= Beginning of Section =

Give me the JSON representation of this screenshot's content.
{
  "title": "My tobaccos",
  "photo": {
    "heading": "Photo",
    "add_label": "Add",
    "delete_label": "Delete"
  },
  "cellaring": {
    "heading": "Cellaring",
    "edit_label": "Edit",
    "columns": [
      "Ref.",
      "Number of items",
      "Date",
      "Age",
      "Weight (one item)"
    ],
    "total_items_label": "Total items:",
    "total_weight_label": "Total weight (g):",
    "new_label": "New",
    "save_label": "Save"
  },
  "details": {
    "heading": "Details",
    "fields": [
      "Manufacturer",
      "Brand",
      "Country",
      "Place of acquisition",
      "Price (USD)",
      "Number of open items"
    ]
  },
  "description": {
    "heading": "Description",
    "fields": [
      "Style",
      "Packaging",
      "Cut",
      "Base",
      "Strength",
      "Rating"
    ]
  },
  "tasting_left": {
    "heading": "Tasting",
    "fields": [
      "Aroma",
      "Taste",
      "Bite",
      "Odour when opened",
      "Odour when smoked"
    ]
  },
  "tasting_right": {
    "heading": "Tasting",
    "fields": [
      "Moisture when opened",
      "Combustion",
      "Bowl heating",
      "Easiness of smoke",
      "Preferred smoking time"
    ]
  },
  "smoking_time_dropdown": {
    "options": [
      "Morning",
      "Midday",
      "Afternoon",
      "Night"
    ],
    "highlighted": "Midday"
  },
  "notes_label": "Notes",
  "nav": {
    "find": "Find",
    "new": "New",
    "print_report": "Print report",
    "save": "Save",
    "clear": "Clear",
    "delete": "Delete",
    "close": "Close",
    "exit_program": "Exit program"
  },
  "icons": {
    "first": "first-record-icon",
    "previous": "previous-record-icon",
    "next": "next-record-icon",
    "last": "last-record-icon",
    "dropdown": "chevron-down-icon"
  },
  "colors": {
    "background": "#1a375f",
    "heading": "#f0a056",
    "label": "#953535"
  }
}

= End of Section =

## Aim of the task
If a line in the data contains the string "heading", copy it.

## Task solution
    "heading": "Photo",
    "heading": "Cellaring",
    "heading": "Details",
    "heading": "Description",
    "heading": "Tasting",
    "heading": "Tasting",
    "heading": "#f0a056",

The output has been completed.